Exercise instructions –
How many lines in these records hold the string "section"? State only that number.

Data provided –
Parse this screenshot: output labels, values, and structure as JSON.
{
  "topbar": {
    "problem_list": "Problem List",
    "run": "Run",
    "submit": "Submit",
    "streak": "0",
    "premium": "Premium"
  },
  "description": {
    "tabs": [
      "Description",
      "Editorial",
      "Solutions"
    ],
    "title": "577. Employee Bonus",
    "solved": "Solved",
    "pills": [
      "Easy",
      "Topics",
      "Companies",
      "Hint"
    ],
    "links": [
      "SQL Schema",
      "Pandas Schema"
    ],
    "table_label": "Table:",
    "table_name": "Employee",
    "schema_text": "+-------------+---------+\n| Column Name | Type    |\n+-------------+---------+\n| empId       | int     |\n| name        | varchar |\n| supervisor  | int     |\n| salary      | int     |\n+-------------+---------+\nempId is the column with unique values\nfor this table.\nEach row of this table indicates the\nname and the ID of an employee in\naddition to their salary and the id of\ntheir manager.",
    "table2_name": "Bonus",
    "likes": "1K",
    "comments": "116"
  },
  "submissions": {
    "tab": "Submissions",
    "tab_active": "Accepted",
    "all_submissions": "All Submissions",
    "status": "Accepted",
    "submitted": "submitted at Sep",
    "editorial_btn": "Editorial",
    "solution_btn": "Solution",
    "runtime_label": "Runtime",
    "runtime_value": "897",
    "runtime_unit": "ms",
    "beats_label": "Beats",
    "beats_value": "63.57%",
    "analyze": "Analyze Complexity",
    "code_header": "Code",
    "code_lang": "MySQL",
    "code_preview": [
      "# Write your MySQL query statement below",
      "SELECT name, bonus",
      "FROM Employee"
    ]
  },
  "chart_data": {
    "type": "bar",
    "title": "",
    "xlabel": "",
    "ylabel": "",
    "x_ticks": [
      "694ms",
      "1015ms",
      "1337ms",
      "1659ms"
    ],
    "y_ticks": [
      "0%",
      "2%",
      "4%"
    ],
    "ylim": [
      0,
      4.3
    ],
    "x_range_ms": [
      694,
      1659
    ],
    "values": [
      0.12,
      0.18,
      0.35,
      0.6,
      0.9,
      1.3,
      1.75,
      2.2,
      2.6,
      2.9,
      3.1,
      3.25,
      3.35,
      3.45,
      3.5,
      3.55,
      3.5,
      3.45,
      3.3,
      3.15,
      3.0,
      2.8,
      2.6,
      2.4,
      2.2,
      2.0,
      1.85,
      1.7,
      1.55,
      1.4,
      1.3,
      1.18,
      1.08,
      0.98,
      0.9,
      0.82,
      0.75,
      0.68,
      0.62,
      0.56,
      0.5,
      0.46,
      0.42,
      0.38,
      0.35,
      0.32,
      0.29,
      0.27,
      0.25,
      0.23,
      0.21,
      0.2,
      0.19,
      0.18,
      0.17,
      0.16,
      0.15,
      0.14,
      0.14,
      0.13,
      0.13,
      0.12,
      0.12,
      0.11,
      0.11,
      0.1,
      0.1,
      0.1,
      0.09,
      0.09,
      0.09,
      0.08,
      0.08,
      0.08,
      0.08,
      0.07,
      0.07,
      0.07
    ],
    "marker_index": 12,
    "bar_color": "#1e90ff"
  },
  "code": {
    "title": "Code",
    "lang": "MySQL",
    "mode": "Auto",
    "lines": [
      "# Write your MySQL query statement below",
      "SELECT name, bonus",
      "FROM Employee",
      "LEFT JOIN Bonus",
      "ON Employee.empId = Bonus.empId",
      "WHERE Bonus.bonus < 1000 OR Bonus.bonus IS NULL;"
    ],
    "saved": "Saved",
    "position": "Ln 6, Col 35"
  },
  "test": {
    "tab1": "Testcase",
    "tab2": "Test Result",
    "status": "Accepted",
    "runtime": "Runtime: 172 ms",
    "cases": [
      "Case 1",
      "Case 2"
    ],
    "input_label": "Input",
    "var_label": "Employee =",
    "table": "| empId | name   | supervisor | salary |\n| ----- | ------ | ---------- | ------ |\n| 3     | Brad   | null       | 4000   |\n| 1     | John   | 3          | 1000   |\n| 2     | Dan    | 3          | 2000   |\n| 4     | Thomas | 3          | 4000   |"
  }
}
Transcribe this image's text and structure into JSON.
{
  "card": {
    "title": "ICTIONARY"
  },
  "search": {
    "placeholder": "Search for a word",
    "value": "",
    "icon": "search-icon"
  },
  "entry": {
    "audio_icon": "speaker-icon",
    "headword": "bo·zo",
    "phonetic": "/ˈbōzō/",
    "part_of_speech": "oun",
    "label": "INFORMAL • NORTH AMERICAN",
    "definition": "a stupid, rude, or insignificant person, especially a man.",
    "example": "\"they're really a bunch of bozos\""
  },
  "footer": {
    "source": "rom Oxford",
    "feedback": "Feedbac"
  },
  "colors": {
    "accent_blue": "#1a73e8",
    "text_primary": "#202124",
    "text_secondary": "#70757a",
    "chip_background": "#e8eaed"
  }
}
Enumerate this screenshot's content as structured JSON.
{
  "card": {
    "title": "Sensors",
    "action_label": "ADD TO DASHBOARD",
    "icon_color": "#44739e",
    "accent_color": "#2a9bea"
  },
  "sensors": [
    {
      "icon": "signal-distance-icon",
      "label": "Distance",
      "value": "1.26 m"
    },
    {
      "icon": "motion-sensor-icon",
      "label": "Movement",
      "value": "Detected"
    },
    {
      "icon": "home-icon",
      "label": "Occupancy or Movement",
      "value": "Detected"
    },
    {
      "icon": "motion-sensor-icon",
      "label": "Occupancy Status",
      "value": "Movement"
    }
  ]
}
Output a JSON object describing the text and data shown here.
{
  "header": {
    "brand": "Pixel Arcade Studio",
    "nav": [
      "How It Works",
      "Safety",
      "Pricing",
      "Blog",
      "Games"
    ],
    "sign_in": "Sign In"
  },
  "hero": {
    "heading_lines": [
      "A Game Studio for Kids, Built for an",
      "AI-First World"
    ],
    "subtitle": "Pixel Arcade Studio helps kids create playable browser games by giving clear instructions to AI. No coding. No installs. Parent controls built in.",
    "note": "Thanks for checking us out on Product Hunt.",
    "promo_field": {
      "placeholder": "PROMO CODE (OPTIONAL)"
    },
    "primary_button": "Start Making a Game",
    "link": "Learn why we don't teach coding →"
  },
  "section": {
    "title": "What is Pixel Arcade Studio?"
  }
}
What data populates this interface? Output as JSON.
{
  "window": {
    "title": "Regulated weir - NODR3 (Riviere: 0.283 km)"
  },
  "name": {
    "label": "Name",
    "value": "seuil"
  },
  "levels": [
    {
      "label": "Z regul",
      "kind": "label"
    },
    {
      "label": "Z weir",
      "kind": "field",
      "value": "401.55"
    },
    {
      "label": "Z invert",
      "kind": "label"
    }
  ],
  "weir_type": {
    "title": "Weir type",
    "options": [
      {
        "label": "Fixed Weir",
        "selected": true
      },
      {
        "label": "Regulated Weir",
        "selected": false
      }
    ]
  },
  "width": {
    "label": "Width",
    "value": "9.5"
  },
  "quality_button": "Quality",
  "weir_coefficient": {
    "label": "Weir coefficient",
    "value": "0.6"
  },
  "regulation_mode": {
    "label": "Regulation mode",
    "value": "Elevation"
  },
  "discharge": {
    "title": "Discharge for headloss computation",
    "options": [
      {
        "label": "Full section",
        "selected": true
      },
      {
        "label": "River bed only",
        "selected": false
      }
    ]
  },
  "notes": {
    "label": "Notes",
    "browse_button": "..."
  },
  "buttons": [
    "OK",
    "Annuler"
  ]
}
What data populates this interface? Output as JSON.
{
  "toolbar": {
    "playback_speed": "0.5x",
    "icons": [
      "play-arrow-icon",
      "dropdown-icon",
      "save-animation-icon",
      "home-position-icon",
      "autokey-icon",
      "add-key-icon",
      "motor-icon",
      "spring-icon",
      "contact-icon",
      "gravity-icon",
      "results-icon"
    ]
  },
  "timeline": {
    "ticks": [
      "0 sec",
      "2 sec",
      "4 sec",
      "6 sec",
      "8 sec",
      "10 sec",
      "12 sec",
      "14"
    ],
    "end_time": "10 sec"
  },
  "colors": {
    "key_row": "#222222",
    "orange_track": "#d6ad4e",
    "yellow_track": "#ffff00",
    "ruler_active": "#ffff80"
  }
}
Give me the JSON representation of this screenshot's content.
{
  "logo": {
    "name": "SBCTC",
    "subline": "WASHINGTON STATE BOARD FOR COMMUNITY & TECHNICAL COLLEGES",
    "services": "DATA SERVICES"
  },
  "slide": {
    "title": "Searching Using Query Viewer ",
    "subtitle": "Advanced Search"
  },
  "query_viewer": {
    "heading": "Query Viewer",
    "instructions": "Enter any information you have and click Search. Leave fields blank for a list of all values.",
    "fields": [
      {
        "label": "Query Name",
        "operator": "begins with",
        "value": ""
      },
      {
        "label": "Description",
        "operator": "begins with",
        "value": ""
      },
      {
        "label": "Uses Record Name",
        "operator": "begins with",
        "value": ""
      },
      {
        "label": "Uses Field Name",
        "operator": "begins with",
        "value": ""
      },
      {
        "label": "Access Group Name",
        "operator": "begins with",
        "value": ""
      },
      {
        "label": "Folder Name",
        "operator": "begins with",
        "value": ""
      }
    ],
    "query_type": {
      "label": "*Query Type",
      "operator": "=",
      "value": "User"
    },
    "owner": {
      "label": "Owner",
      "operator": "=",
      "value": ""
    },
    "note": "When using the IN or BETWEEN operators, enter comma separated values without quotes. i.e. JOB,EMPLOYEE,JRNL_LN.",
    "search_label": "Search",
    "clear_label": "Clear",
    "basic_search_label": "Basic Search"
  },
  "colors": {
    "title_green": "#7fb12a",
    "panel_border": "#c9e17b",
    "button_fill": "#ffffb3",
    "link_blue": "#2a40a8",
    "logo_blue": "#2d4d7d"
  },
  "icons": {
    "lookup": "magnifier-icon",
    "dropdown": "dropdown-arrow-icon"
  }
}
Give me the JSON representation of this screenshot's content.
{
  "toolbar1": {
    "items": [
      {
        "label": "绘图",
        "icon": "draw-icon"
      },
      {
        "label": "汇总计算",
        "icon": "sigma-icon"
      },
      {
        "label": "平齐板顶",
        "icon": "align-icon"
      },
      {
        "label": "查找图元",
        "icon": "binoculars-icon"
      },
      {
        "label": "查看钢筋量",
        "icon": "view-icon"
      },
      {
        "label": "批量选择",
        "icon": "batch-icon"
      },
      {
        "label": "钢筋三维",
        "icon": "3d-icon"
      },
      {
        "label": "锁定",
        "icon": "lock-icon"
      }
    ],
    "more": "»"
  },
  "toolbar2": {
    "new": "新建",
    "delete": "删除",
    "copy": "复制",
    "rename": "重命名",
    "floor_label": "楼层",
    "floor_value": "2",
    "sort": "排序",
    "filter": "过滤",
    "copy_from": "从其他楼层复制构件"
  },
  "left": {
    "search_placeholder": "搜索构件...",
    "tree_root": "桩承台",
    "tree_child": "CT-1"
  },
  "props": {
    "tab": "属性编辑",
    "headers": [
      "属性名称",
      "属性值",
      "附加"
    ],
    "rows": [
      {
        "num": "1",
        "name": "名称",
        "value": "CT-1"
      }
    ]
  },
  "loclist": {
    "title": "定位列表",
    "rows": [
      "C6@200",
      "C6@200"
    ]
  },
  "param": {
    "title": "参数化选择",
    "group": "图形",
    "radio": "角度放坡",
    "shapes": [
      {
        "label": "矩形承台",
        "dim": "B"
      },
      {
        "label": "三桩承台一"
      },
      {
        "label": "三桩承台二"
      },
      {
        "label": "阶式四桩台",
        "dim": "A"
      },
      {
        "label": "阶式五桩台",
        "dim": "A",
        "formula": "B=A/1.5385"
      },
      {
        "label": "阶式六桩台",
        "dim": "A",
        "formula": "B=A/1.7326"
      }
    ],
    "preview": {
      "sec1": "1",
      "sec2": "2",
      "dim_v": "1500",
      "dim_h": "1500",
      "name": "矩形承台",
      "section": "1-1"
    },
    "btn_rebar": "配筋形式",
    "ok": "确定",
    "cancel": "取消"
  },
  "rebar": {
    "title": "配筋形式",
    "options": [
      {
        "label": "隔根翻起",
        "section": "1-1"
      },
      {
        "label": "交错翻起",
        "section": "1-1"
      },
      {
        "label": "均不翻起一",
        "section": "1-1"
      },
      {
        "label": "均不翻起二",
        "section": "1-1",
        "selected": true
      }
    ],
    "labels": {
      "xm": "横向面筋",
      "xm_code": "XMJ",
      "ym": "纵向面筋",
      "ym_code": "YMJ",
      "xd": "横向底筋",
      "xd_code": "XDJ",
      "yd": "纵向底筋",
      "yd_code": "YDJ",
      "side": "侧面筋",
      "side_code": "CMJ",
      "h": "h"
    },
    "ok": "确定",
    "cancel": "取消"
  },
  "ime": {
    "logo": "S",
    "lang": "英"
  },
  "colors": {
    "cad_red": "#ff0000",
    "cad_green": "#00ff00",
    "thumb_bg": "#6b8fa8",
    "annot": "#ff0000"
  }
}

The completed task –
7